In 1977 he was designated Catholicosal Vicar of Cyprus and elected Prelate in 1979. In May 1980 he was elevated to the rank of Dzayrakooyn Vartabed and consecrated bishop the next day. During six years, he engaged in the renewal of the Prelacy, which had been badly affected by the Turkish invasion of 1974. In 1983 Bishop Zareh returned to the Holy See and for the next two decades participated actively in monastic life. His sermons became an inspiration for the faithful and his Christian virtuosity was exemplary for his spiritual brothers and the people. He was director of Christian Education at the Catholicosate and in the 1990s directed the Bird’s Nest orphanage and the Kayanian sisterhood. He was elevated to the rank of Archbishop in 1995.
He translated the New Testament from Classical Armenian and the Biblical languages into Western Armenian in collaboration with the Bible Society.

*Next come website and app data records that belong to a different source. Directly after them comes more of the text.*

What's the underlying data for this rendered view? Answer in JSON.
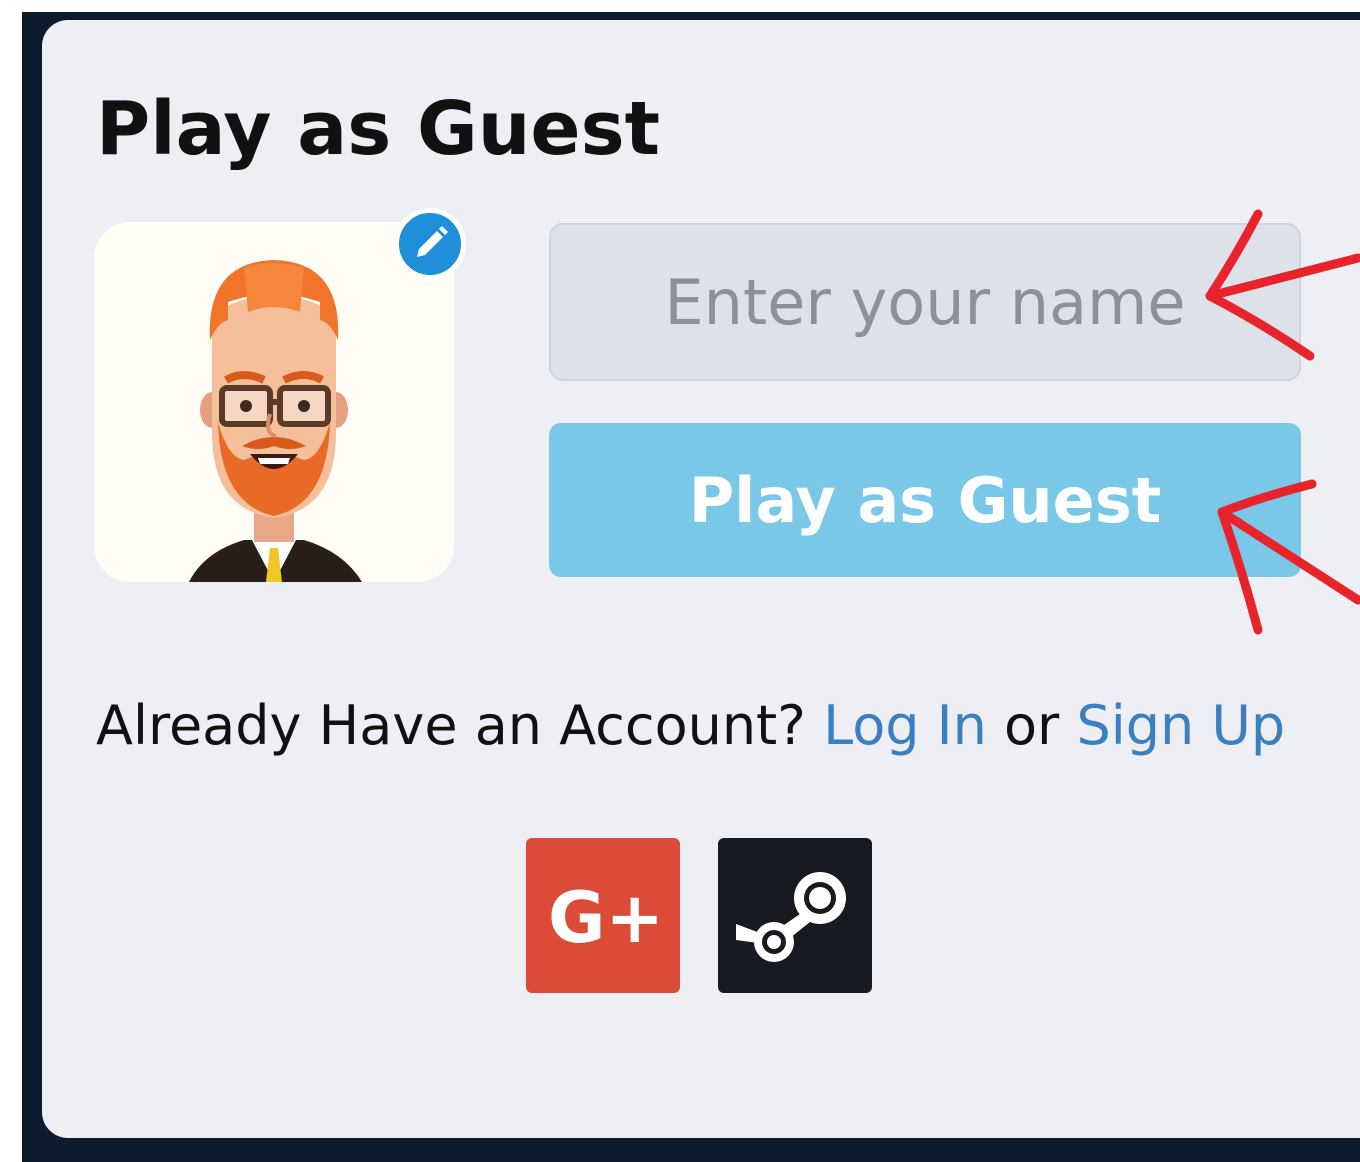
{
  "panel": {
    "title": "Play as Guest"
  },
  "avatar": {
    "icon": "cartoon-man-avatar",
    "edit_icon": "pencil-icon"
  },
  "name_input": {
    "placeholder": "Enter your name",
    "value": ""
  },
  "play_button": {
    "label": "Play as Guest"
  },
  "account": {
    "prompt": "Already Have an Account?",
    "login_label": "Log In",
    "connector": "or",
    "signup_label": "Sign Up"
  },
  "social": {
    "google_label": "G+",
    "google_color": "#dc4a38",
    "steam_icon": "steam-icon",
    "steam_color": "#171a21"
  },
  "colors": {
    "accent": "#1e8fd8",
    "button": "#79c8e8",
    "link": "#3b7fc0",
    "annotation": "#e8232b"
  }
}
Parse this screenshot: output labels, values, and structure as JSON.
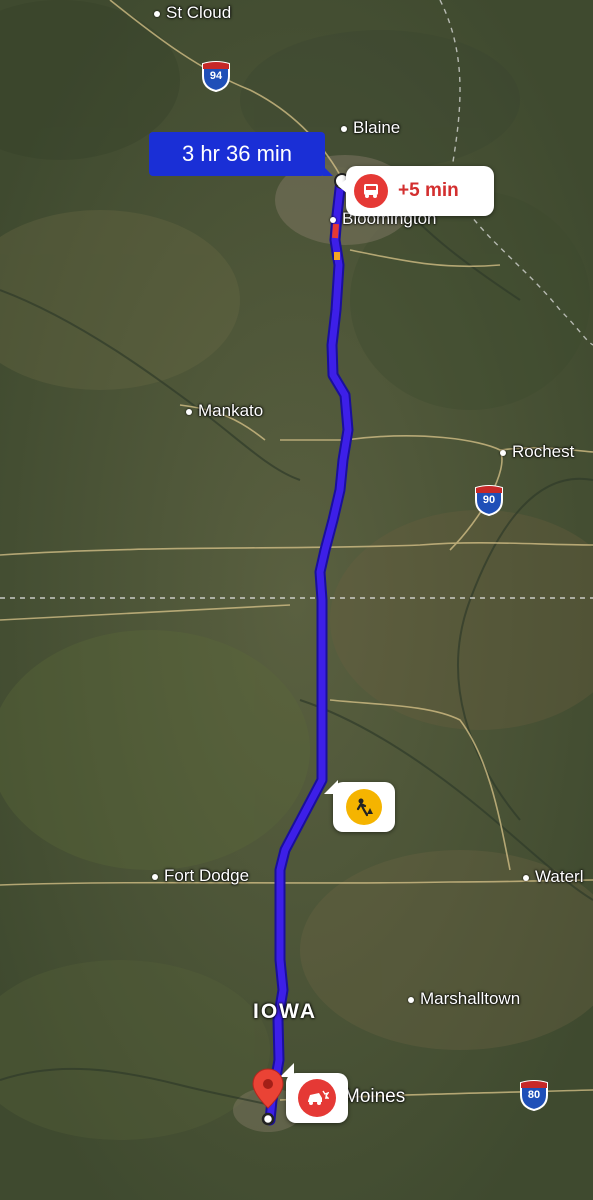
{
  "colors": {
    "route": "#3d1fe8",
    "route_outline": "#1a0f9c",
    "duration_bg": "#1a2fd6",
    "traffic_red": "#e53935",
    "construction_yellow": "#f5b400",
    "pin_red": "#ea4335"
  },
  "route": {
    "duration": "3 hr 36 min",
    "delay": "+5 min"
  },
  "cities": {
    "st_cloud": "St Cloud",
    "blaine": "Blaine",
    "bloomington": "Bloomington",
    "mankato": "Mankato",
    "rochester": "Rochest",
    "fort_dodge": "Fort Dodge",
    "waterloo": "Waterl",
    "marshalltown": "Marshalltown",
    "des_moines": "Moines"
  },
  "state_label": "IOWA",
  "shields": {
    "i94": "94",
    "i90": "90",
    "i80": "80"
  },
  "icons": {
    "delay": "car-traffic-icon",
    "construction": "construction-worker-icon",
    "crash": "car-crash-icon",
    "destination": "map-pin-icon"
  }
}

His translation of the Old Testament, unfortunately, remained unfinished and it is being continued by one of his collaborators, Archbishop Oshagan Choloyan.
He prepared collections of sharagans in Western notation and composed musical pieces, as well as a Canon for the Martyrs of the Armenian Genocide (1990), where he wrote:
Today our fragmented land, Armenia, leaps for joy
on this celebration of the feast of the Martyrs of April,
for their relics scattered in its every parcel
herald the fulfillment of the hope
of a new Spring of life.
Through their prayers, Lord, raise it up!
He wrote many works of religious, theological and Armenological contents, including a three-volume manual of Classical Armenian for easy learning (1986-1987, 2005), a critique of Jehovah’s Witnesses (1992), and other titles, many of which were posthumously published: “The Armenian Church in the Twentieth Century and the Eve of the Twenty-First Century” (2005); “The Bible and Us” (2005); “Light and Communion” (2005), “To See God” (2014); “Commentary of the Nicene Creed” (2016); “History of Commentary” (2016); “Nerses of Lambron and His Church Reforms” (2017); “Musical Heritage” (2018); “Commentary of the Pentateuch” (2019), etcetera. An abridged version of his commentary of the Nicene Creed was published by the Eastern Prelacy in a bilingual version including an English translation by Archdeacon Shant Kazanjian in 2013.
The saintly and learned Archbishop Zareh Aznavorian passed away prematurely after a long illness at the age of 57, on April 30, 2004. His Holiness Aram I conducted the funeral rites on May 3. He is buried at the Zarehian mausoleum in the Catholicosate.